By HEATHER A. DAVIS
Take a baseball player who, with two outs in the ninth and a runner on second, drops a single into center field, scoring the run and pushing his team over the top. Most managers would say that player is a clutch hitter—he does the job when the pressure’s on.
Now, say that player arrives at bat with the runner in the same position, but instead of landing a base hit, he taps a weak grounder to second and easily gets out, ending the inning. That same manager might lambaste that player for choking under pressure.
These scenarios are common enough to prove that clutch and choke hitters exist in baseball—right? Well, as statisticians have argued for a while, they’re not as common as people might think.

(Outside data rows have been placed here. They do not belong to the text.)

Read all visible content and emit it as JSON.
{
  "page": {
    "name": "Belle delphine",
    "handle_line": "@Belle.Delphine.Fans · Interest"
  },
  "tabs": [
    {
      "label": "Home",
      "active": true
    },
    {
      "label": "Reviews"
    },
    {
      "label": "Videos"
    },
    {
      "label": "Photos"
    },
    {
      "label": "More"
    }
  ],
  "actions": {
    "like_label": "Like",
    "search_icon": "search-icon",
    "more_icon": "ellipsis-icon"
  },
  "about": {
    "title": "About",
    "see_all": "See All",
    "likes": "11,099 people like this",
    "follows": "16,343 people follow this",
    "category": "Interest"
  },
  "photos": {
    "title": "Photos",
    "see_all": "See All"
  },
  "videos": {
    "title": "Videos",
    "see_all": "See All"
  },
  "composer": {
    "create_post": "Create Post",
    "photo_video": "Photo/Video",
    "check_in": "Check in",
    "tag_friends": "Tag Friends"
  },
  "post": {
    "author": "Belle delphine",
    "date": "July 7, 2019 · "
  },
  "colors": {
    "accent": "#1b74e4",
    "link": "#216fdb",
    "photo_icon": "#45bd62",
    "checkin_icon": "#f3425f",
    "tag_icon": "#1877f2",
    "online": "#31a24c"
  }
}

According to research from Elan Fuld, a baseball fan and rising senior in the School of Arts and Sciences, clutch hitters do exist, but in very small numbers. True chokers are even less prominent.
The economics and math major says the idea for his research came to him late one night, when he began wondering how many players could truly fall into either category. So he compiled and analyzed free data from the comprehensive statistics site, Retrosheet.org, about major leaguers from 1974 to 1992. In all, Fuld looked at the stats of 1,075 players. He separately measured the importance of a plate appearance and the performance of a player, assigning values to each.
Fuld says that if a player’s performance rose in the key situation, this would indicate the player is a clutch hitter. When he factored in sacrifice flies—a fly out that nonetheless advances a runner from, say, second to third—Fuld discovered that players who seemed “sort of clutch” moved definitively into the clutch category.
Since most people who watch and play baseball are less familiar with regression theory than Fuld, he attributes the idea of widespread clutch hitting to the myth of baseball. “Memory is a very biased indicator,” he says. “In a sense, memory sort of tricks us. ... People get emotionally attached to baseball players.”
This means that if a player gets a hit in a very important game, people may tag this player with the “clutch hitter” reputation, even if it’s undeserved. In fact, Fuld says that according to his calculations only about 1 to 4 percent of Major League players can be called clutch hitters.
According to his findings, Eddie Murray (who enjoyed his best years with the Baltimore Orioles) is good in the clutch, along with Bill Buckner (the star-crossed Red Sox first basemen who cost Boston the 1986 World Series), Darryl Hamilton (Milwaukee Brewers, New York Mets), Frank Duffy (Cleveland Indians, Boston) and others. Slightly less famous players, including such forgettable major leaguers as Joe Strain (San Francisco Giants, Chicago Cubs), Jeff Stone (Phillies, Boston) and Sam Horn (Boston, Baltimore) are considered by Fuld’s calculations to choke more than the average player.
He notes that many choke players commonly lasted only a couple of seasons.
Fuld, a lifelong Red Sox fan from Brookline, Mass., doesn’t think there’s necessarily a practical application for his research, though he says that it could help teams weed out potential choke players during draft time. Fuld adds that he wouldn’t turn down a job running stats for a baseball team.
“That seems like it would be a lot of fun. It would be a lot of
hard work, too, especially before the trades.”
Originally published on May 12, 2005